Etixx-QuickStep's formation from Patrick Lefevere struggled at the Omloop Het Nieuwsblad on Saturday, failing to place a rider among the top 10. In fact, the powerful Belgian team hasn't won the Classics opener since 2005 with the victory from Nick Nuyens.
The team was never in control of the race and when it mattered their riders lost out in the battle for positions over the famous Taaienberg climb, also known as Boonen-climb. The leaders of the team in Gent were specialists Niki Terpstra and Tom Boonen.
After the race they stepped out of the team bus, only to admit that they weren’t there during the most decisive point of the race.
Dutch champion Terpstra was humble in defeat. “At the Taaienberg we were not in the right position. It wasn’t lost there but when we tried to set things straight we ran into bad luck. We could close that gap but there was a crash from Tony Martin when coming off the cobbles where I landed into some spectators. Then at the Haaghoek I had a chain problem and I had to chase again,” Terpstra said.
“There’s only ten riders who can ride in the top 10. Normally we ride there but not this time. Our rivals were there. That’s where we lost the first battle.”
It was Boonen's first race of importance after sustaining his head injury. A lot of questions were raised whether he would be able to get back at the highest level. Before the race he stated that he didn’t expect to win, mainly hoping not to get a major beating. Boonen finished eleventh, not pushing on in the sprint for sixth place.
“There’s only one place that matters. That’s what they always say. A sprint for sixth place isn’t important.” Boonen regretted the lack of support from other teams. “As usual, we received little support until it was too late. Then they start to chase and we got really close. It’s a pity. Our bad luck was that Nikki and Tony crashed. We had to wait for Nikki. They gained 15 to 20 seconds and we never closed those down.”
On a personal level, Boonen wasn’t completely satisfied. “It wasn’t good. It could’ve been better but I’m pleased. I didn’t expect too much out of it. Late in the race I got back in the race and felt better. If I can digest tomorrow’s race, well then I can head home as a satisfied man,” Boonen said.
The 35-year-old Belgian rider said he lost out in the battle for positions ahead at the Kruisberg and Taaienberg. “The wind allowed everybody to be more fresh when reaching the key area. I was in front when I needed to, at the Donderij [cobbles between Kruisberg and Taaienberg]. Then I got boxed in because the peloton swerved to the left where I was,” Boonen said.
“I was always two to three rows too far back. As soon as we reached the Kruisberg, coming off the big road to Ronse I ended up behind small crashes or flat tyres.
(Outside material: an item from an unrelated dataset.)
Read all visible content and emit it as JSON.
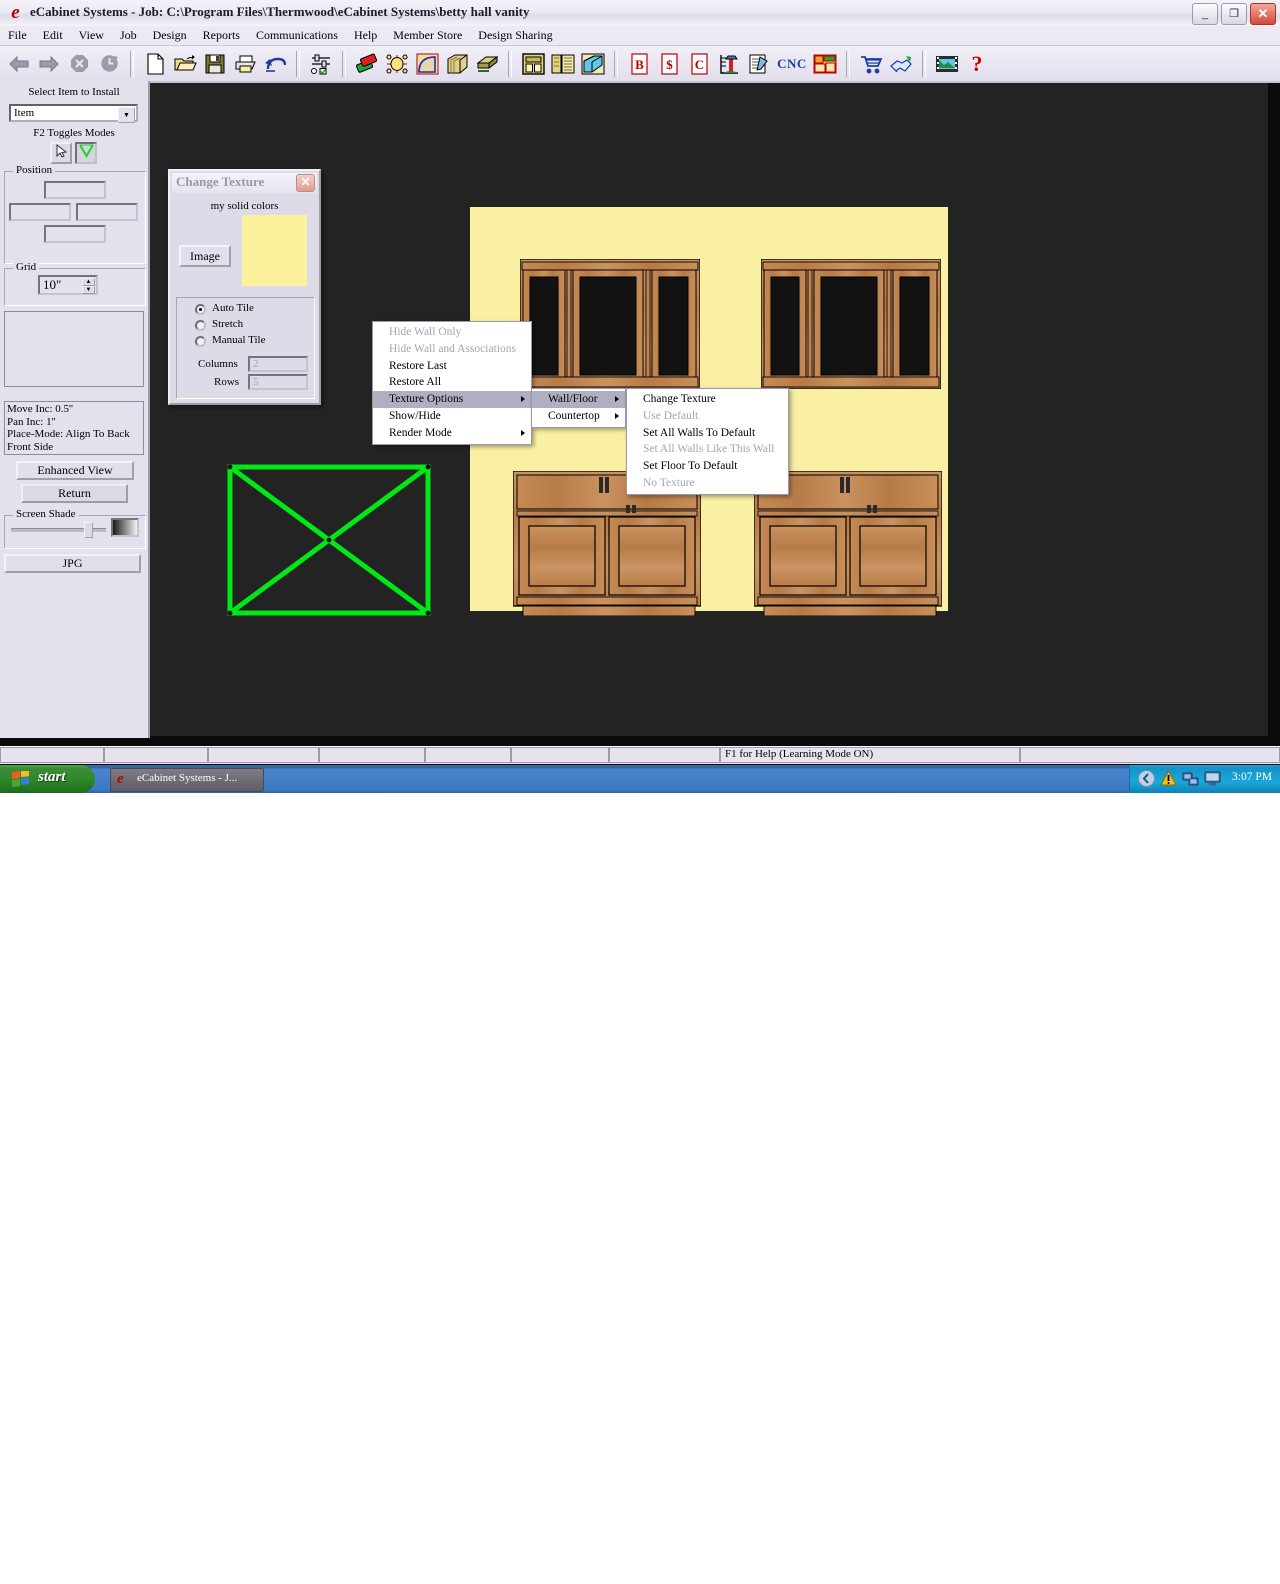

Everybody was battling for positions because everybody wants to be in front. So I was too far behind when hitting the Taaienberg and from there it was misery, always too far back. As soon as I was back in front with Nikki those guys were too far away. I didn’t have the legs to go with them anyway.”
When asked whether that was the reason why Boonen wasn’t featuring up front, he admitted that was the case. “Probably. I don’t have to look for apologies. I knew that the big road to Ronse was important. It’s tricky with the wind because you don’t want to be in front too soon. I was saving energy at the back but then there were two crashes just before we hit that road. We were all on a long line and only got back in the peloton at the bottom in Ronse. Then it was over.
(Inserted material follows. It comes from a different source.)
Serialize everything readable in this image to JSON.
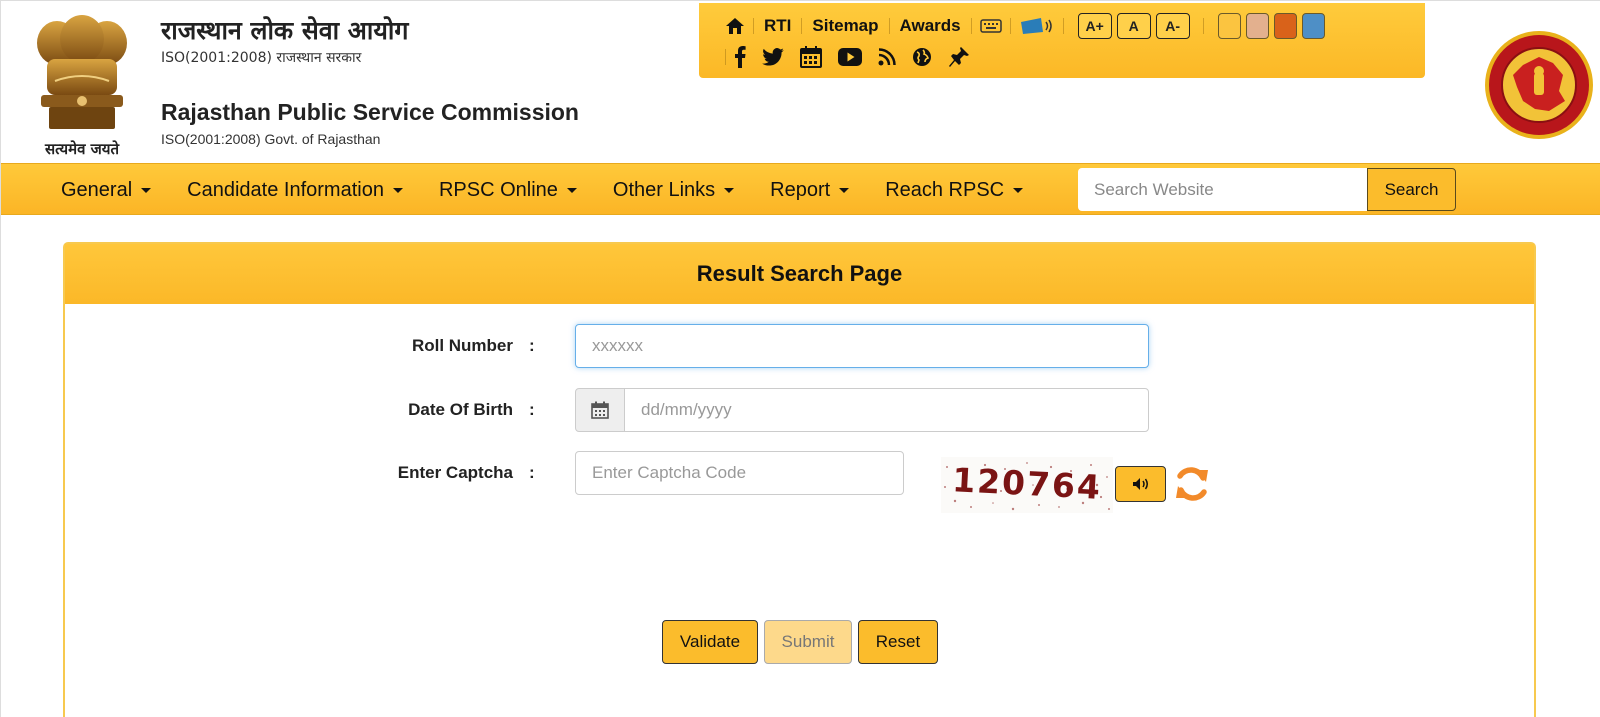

"Normally wind isn’t a problem. You’re limping on two thoughts. You try to save energy but that’s how you end up at the back and the you miss the moves.
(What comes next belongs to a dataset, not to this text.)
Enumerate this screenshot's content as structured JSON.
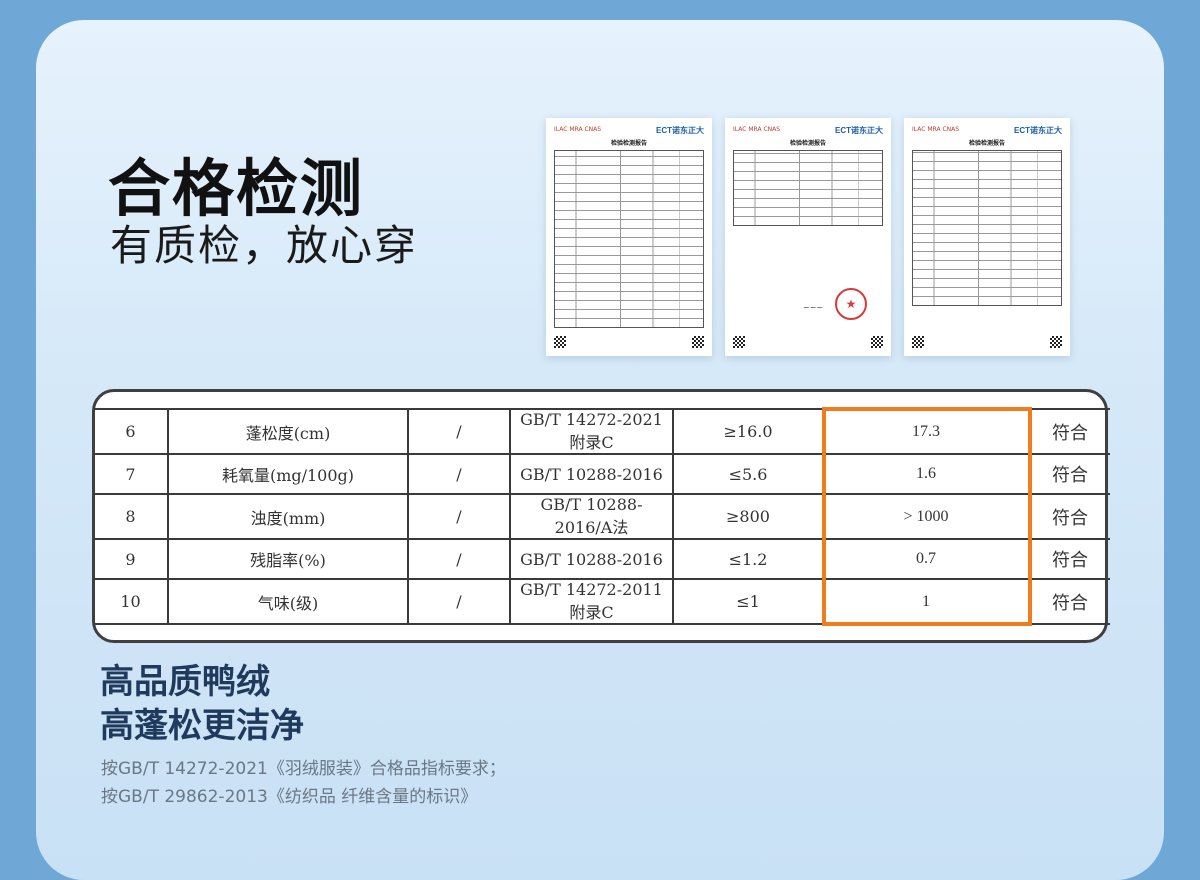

“It’s a good sign. Mostly we’re not succeeding here whereas we do win later. I hope it makes everybody hungry while the other riders hopefully had enough. It’s still a long time. It’s not good to be at your best level in the Omloop,” Boonen said.